Imagine President Steve Reynolds says the work began with changes to the ad inventory management system to allow broadcasters like Sinclair to segment their audience geographically or demographically, much as cable operators have done for years.
That work is embodied in Imagine’s next-generation traffic platform, the XG Suite. The next step is making sure the 3.0 streams are “properly conditioned” to support targeted delivery, which means leveraging technology already used for dynamic ad insertion in cable.
The first relevant specification is SCTE 104, which comes out of the playout system and directs the placement of triggers into the video stream to mark the ad breaks.
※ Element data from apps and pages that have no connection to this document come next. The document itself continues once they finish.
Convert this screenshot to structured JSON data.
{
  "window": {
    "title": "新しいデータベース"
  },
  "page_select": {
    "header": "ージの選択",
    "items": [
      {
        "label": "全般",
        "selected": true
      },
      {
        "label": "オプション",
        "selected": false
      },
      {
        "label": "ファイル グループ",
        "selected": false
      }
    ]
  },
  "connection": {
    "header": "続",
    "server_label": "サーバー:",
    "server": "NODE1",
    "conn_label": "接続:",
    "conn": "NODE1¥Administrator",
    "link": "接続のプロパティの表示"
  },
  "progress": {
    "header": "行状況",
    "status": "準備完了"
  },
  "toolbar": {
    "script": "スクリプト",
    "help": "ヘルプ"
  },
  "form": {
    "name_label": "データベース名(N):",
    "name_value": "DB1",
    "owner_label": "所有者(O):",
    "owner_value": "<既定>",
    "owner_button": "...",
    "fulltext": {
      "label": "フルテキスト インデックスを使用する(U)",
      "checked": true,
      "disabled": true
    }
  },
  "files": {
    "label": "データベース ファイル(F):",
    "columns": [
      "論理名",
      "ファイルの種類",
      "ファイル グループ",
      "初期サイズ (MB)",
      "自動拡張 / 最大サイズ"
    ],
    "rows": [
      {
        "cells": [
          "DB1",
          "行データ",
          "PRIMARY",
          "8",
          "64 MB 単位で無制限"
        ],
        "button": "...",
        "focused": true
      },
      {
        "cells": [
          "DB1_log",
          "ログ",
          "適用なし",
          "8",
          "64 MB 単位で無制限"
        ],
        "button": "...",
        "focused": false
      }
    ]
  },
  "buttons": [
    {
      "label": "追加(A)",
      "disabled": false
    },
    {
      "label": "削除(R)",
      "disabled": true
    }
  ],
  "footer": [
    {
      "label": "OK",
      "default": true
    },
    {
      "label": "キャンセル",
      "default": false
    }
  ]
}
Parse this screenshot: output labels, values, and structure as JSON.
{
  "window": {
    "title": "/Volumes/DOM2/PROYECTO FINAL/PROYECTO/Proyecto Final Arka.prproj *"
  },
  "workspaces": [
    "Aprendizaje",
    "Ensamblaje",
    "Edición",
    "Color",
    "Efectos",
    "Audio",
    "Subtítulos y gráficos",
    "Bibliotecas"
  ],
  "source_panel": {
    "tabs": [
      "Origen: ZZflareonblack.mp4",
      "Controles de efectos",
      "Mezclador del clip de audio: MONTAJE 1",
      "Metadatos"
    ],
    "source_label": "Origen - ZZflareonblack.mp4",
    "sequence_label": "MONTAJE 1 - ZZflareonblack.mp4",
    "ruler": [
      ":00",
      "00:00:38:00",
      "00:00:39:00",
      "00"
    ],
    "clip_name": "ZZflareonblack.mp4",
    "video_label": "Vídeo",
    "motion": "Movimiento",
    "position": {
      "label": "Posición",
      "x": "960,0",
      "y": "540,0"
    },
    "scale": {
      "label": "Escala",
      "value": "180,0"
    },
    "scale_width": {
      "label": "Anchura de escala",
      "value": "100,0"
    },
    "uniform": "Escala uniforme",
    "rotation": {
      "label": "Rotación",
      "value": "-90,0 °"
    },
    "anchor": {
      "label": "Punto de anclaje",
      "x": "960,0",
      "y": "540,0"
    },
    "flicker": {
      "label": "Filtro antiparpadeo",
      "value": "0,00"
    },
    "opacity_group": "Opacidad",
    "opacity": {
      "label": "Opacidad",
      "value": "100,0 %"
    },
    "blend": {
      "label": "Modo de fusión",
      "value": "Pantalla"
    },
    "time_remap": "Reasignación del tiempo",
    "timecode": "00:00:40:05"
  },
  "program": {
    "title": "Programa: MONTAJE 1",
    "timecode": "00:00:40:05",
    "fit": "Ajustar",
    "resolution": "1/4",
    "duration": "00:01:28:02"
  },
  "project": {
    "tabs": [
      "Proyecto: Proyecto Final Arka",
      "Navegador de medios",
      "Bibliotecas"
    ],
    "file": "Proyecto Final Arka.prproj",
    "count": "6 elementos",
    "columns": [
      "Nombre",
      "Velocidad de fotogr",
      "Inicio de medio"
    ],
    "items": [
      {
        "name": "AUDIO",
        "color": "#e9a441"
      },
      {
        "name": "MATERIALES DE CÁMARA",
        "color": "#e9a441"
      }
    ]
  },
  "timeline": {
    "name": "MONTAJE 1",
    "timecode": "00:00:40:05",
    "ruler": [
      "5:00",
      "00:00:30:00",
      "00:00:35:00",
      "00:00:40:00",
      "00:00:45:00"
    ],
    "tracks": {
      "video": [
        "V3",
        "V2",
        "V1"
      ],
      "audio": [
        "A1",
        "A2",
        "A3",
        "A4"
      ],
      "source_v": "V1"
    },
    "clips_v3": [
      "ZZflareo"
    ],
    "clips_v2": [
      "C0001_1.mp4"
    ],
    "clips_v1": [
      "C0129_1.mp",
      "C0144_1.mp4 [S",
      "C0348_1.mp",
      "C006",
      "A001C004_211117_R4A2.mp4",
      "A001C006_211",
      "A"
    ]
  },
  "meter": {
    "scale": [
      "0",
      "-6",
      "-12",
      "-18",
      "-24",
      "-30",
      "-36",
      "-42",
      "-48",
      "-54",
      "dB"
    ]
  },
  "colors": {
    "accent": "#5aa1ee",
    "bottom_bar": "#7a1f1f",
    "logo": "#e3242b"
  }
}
SCTE 104 works in alignment with SCTE 224, which covers metadata for dynamic ad insertion and has been used in video-on-demand and cloud DVR applications. Other relevant specifications include SCTE 35, which is the triggering spec for compressed transport and what would actually get delivered down to the client device, and SCTE 130, a transactional system that defines DAI (dynamic ad insertion).
“There are ad requests, there are ad responses and there’s an interface to a thing called the POIS (placement opportunity information service), which knows where every avail is and what the decisonmaking criteria are for that avail,” Reynolds explains. “And again, those are specs that have probably been around for close to a decade and have been widely deployed by the cable and OTT industries, and now we’re bringing those things to broadcast.”
What is more complex in prepositioning content for 3.0 client-side dynamic ad insertion is that not all consumer receiver devices are going to have the same size or type of cache. In some cases, the broadband channel would then be pressed into service to deliver the targeted spot using DASH.
“You get to a scenario where the ad the client hopes to play is not available, either because it wasn’t cached, or because it wasn’t delivered in the MMT,” says Reynolds. “It’s an ad that’s going to be more efficiently delivered across broadband than it could be across the 3.0 [OTA] channel.
“That starts to get into really deep targeting scenarios, where maybe you’re selling on a demographic basis, and you’re going hyper-local into specific neighborhoods. Then you can actually use that DASH channel to go back across the broadband pipe to an origin server, and request that content using the HTTP. This is the same way that OTT video is delivered — send a request back to the network, and then pull content fragments from an origin server.”